[Saved data entries]

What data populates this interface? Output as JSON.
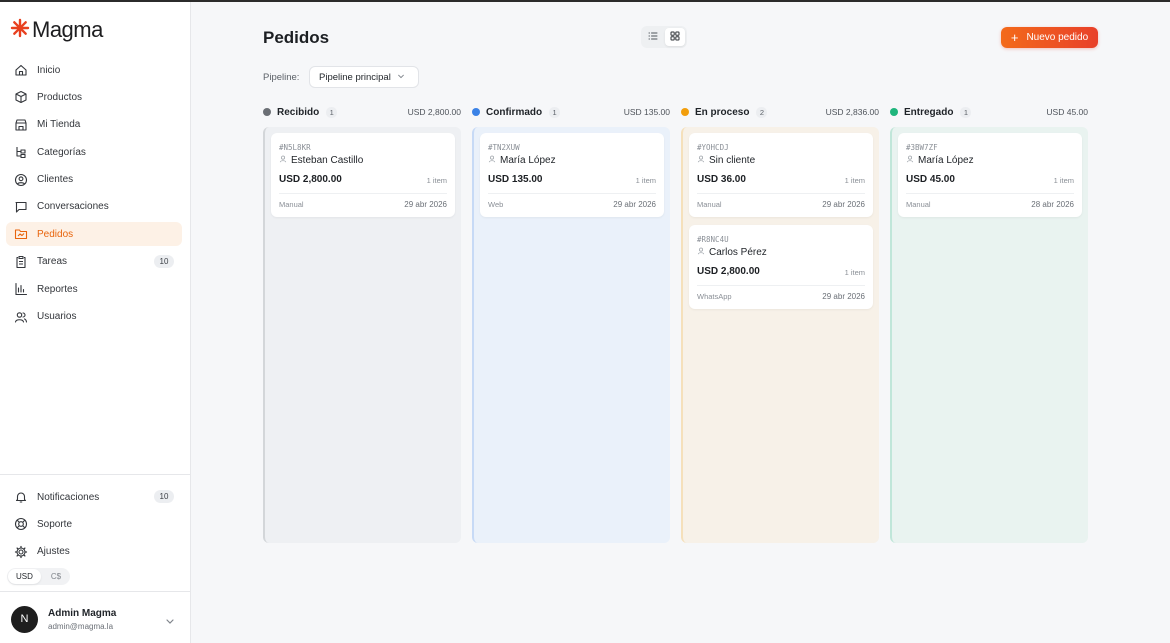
{
  "sidebar": {
    "logo": "Magma",
    "items": [
      {
        "label": "Inicio",
        "icon": "home-icon"
      },
      {
        "label": "Productos",
        "icon": "box-icon"
      },
      {
        "label": "Mi Tienda",
        "icon": "store-icon"
      },
      {
        "label": "Categorías",
        "icon": "tree-icon"
      },
      {
        "label": "Clientes",
        "icon": "user-circle-icon"
      },
      {
        "label": "Conversaciones",
        "icon": "chat-icon"
      },
      {
        "label": "Pedidos",
        "icon": "folder-icon",
        "active": true
      },
      {
        "label": "Tareas",
        "icon": "clipboard-icon",
        "badge": "10"
      },
      {
        "label": "Reportes",
        "icon": "bar-chart-icon"
      },
      {
        "label": "Usuarios",
        "icon": "users-icon"
      }
    ],
    "bottom_items": [
      {
        "label": "Notificaciones",
        "icon": "bell-icon",
        "badge": "10"
      },
      {
        "label": "Soporte",
        "icon": "lifebuoy-icon"
      },
      {
        "label": "Ajustes",
        "icon": "gear-icon"
      }
    ],
    "currency": {
      "options": [
        "USD",
        "C$"
      ],
      "selected": "USD"
    },
    "user": {
      "initial": "N",
      "name": "Admin Magma",
      "email": "admin@magma.la"
    }
  },
  "header": {
    "title": "Pedidos",
    "new_button": "Nuevo pedido",
    "pipeline_label": "Pipeline:",
    "pipeline_value": "Pipeline principal"
  },
  "columns": [
    {
      "title": "Recibido",
      "count": "1",
      "total": "USD 2,800.00",
      "color": "#6b6f75",
      "bg": "#eef0f3",
      "cards": [
        {
          "id": "#N5L8KR",
          "customer": "Esteban Castillo",
          "amount": "USD 2,800.00",
          "items": "1 item",
          "source": "Manual",
          "date": "29 abr 2026"
        }
      ]
    },
    {
      "title": "Confirmado",
      "count": "1",
      "total": "USD 135.00",
      "color": "#3b82e6",
      "bg": "#eaf1fa",
      "cards": [
        {
          "id": "#TN2XUW",
          "customer": "María López",
          "amount": "USD 135.00",
          "items": "1 item",
          "source": "Web",
          "date": "29 abr 2026"
        }
      ]
    },
    {
      "title": "En proceso",
      "count": "2",
      "total": "USD 2,836.00",
      "color": "#f29e0c",
      "bg": "#f7f1e8",
      "cards": [
        {
          "id": "#YOHCDJ",
          "customer": "Sin cliente",
          "amount": "USD 36.00",
          "items": "1 item",
          "source": "Manual",
          "date": "29 abr 2026"
        },
        {
          "id": "#R8NC4U",
          "customer": "Carlos Pérez",
          "amount": "USD 2,800.00",
          "items": "1 item",
          "source": "WhatsApp",
          "date": "29 abr 2026"
        }
      ]
    },
    {
      "title": "Entregado",
      "count": "1",
      "total": "USD 45.00",
      "color": "#1fb57c",
      "bg": "#e9f3f0",
      "cards": [
        {
          "id": "#3BW7ZF",
          "customer": "María López",
          "amount": "USD 45.00",
          "items": "1 item",
          "source": "Manual",
          "date": "28 abr 2026"
        }
      ]
    }
  ]
}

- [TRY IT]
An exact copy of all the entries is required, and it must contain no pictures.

- [OUTPUT OF THE TASK]
What data populates this interface? Output as JSON.
{
  "sidebar": {
    "logo": "Magma",
    "items": [
      {
        "label": "Inicio",
        "icon": "home-icon"
      },
      {
        "label": "Productos",
        "icon": "box-icon"
      },
      {
        "label": "Mi Tienda",
        "icon": "store-icon"
      },
      {
        "label": "Categorías",
        "icon": "tree-icon"
      },
      {
        "label": "Clientes",
        "icon": "user-circle-icon"
      },
      {
        "label": "Conversaciones",
        "icon": "chat-icon"
      },
      {
        "label": "Pedidos",
        "icon": "folder-icon",
        "active": true
      },
      {
        "label": "Tareas",
        "icon": "clipboard-icon",
        "badge": "10"
      },
      {
        "label": "Reportes",
        "icon": "bar-chart-icon"
      },
      {
        "label": "Usuarios",
        "icon": "users-icon"
      }
    ],
    "bottom_items": [
      {
        "label": "Notificaciones",
        "icon": "bell-icon",
        "badge": "10"
      },
      {
        "label": "Soporte",
        "icon": "lifebuoy-icon"
      },
      {
        "label": "Ajustes",
        "icon": "gear-icon"
      }
    ],
    "currency": {
      "options": [
        "USD",
        "C$"
      ],
      "selected": "USD"
    },
    "user": {
      "initial": "N",
      "name": "Admin Magma",
      "email": "admin@magma.la"
    }
  },
  "header": {
    "title": "Pedidos",
    "new_button": "Nuevo pedido",
    "pipeline_label": "Pipeline:",
    "pipeline_value": "Pipeline principal"
  },
  "columns": [
    {
      "title": "Recibido",
      "count": "1",
      "total": "USD 2,800.00",
      "color": "#6b6f75",
      "bg": "#eef0f3",
      "cards": [
        {
          "id": "#N5L8KR",
          "customer": "Esteban Castillo",
          "amount": "USD 2,800.00",
          "items": "1 item",
          "source": "Manual",
          "date": "29 abr 2026"
        }
      ]
    },
    {
      "title": "Confirmado",
      "count": "1",
      "total": "USD 135.00",
      "color": "#3b82e6",
      "bg": "#eaf1fa",
      "cards": [
        {
          "id": "#TN2XUW",
          "customer": "María López",
          "amount": "USD 135.00",
          "items": "1 item",
          "source": "Web",
          "date": "29 abr 2026"
        }
      ]
    },
    {
      "title": "En proceso",
      "count": "2",
      "total": "USD 2,836.00",
      "color": "#f29e0c",
      "bg": "#f7f1e8",
      "cards": [
        {
          "id": "#YOHCDJ",
          "customer": "Sin cliente",
          "amount": "USD 36.00",
          "items": "1 item",
          "source": "Manual",
          "date": "29 abr 2026"
        },
        {
          "id": "#R8NC4U",
          "customer": "Carlos Pérez",
          "amount": "USD 2,800.00",
          "items": "1 item",
          "source": "WhatsApp",
          "date": "29 abr 2026"
        }
      ]
    },
    {
      "title": "Entregado",
      "count": "1",
      "total": "USD 45.00",
      "color": "#1fb57c",
      "bg": "#e9f3f0",
      "cards": [
        {
          "id": "#3BW7ZF",
          "customer": "María López",
          "amount": "USD 45.00",
          "items": "1 item",
          "source": "Manual",
          "date": "28 abr 2026"
        }
      ]
    }
  ]
}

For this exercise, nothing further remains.